From the first line to the last, restate every record word for word, leaving out the pictures.

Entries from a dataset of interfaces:
· · · ·

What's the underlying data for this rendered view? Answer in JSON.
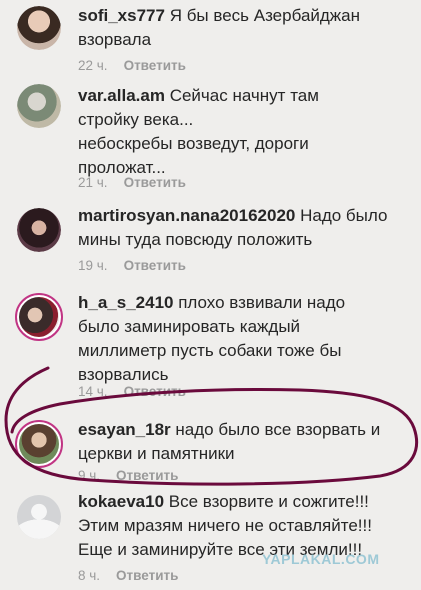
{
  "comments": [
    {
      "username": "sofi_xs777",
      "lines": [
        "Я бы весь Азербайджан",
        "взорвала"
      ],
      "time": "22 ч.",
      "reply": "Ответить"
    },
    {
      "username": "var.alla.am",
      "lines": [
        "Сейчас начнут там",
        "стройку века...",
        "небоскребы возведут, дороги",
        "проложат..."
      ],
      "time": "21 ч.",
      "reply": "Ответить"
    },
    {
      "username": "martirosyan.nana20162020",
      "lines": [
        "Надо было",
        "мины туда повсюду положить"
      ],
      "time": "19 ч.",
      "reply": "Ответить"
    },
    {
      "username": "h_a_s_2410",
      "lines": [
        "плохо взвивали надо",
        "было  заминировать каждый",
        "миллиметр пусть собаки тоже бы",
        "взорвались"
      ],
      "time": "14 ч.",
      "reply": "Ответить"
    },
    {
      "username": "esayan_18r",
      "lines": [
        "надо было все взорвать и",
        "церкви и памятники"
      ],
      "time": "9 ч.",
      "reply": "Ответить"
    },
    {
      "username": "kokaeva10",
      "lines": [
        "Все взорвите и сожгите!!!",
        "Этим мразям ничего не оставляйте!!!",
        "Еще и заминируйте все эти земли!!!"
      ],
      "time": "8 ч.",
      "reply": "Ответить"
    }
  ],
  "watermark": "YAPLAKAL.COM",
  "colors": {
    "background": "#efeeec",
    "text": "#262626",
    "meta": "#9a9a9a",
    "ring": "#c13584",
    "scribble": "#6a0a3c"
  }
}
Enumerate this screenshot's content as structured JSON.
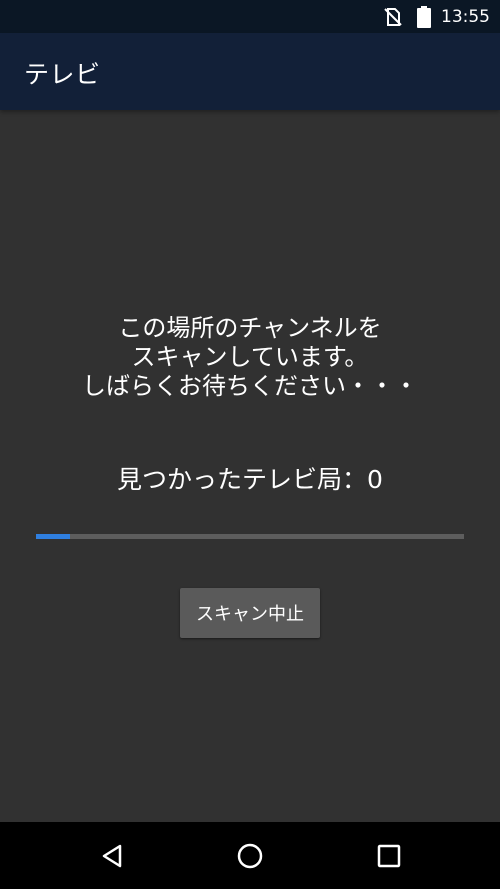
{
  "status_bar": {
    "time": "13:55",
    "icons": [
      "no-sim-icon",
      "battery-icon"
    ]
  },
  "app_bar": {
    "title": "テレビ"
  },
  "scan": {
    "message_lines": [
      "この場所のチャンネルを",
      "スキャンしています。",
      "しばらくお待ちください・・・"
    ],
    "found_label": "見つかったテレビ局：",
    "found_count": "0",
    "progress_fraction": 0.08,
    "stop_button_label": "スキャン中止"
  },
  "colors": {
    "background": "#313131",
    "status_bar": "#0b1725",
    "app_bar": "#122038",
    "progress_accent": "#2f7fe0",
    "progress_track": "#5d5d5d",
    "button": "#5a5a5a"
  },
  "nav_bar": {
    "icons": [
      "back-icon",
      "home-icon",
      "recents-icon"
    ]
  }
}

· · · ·

WRITTEN SOLUTION ->
What's the underlying data for this rendered view? Answer in JSON.
{
  "comments": [
    {
      "username": "sofi_xs777",
      "lines": [
        "Я бы весь Азербайджан",
        "взорвала"
      ],
      "time": "22 ч.",
      "reply": "Ответить"
    },
    {
      "username": "var.alla.am",
      "lines": [
        "Сейчас начнут там",
        "стройку века...",
        "небоскребы возведут, дороги",
        "проложат..."
      ],
      "time": "21 ч.",
      "reply": "Ответить"
    },
    {
      "username": "martirosyan.nana20162020",
      "lines": [
        "Надо было",
        "мины туда повсюду положить"
      ],
      "time": "19 ч.",
      "reply": "Ответить"
    },
    {
      "username": "h_a_s_2410",
      "lines": [
        "плохо взвивали надо",
        "было  заминировать каждый",
        "миллиметр пусть собаки тоже бы",
        "взорвались"
      ],
      "time": "14 ч.",
      "reply": "Ответить"
    },
    {
      "username": "esayan_18r",
      "lines": [
        "надо было все взорвать и",
        "церкви и памятники"
      ],
      "time": "9 ч.",
      "reply": "Ответить"
    },
    {
      "username": "kokaeva10",
      "lines": [
        "Все взорвите и сожгите!!!",
        "Этим мразям ничего не оставляйте!!!",
        "Еще и заминируйте все эти земли!!!"
      ],
      "time": "8 ч.",
      "reply": "Ответить"
    }
  ],
  "watermark": "YAPLAKAL.COM",
  "colors": {
    "background": "#efeeec",
    "text": "#262626",
    "meta": "#9a9a9a",
    "ring": "#c13584",
    "scribble": "#6a0a3c"
  }
}
Enumerate this screenshot's content as structured JSON.
{
  "status_bar": {
    "time": "13:55",
    "icons": [
      "no-sim-icon",
      "battery-icon"
    ]
  },
  "app_bar": {
    "title": "テレビ"
  },
  "scan": {
    "message_lines": [
      "この場所のチャンネルを",
      "スキャンしています。",
      "しばらくお待ちください・・・"
    ],
    "found_label": "見つかったテレビ局：",
    "found_count": "0",
    "progress_fraction": 0.08,
    "stop_button_label": "スキャン中止"
  },
  "colors": {
    "background": "#313131",
    "status_bar": "#0b1725",
    "app_bar": "#122038",
    "progress_accent": "#2f7fe0",
    "progress_track": "#5d5d5d",
    "button": "#5a5a5a"
  },
  "nav_bar": {
    "icons": [
      "back-icon",
      "home-icon",
      "recents-icon"
    ]
  }
}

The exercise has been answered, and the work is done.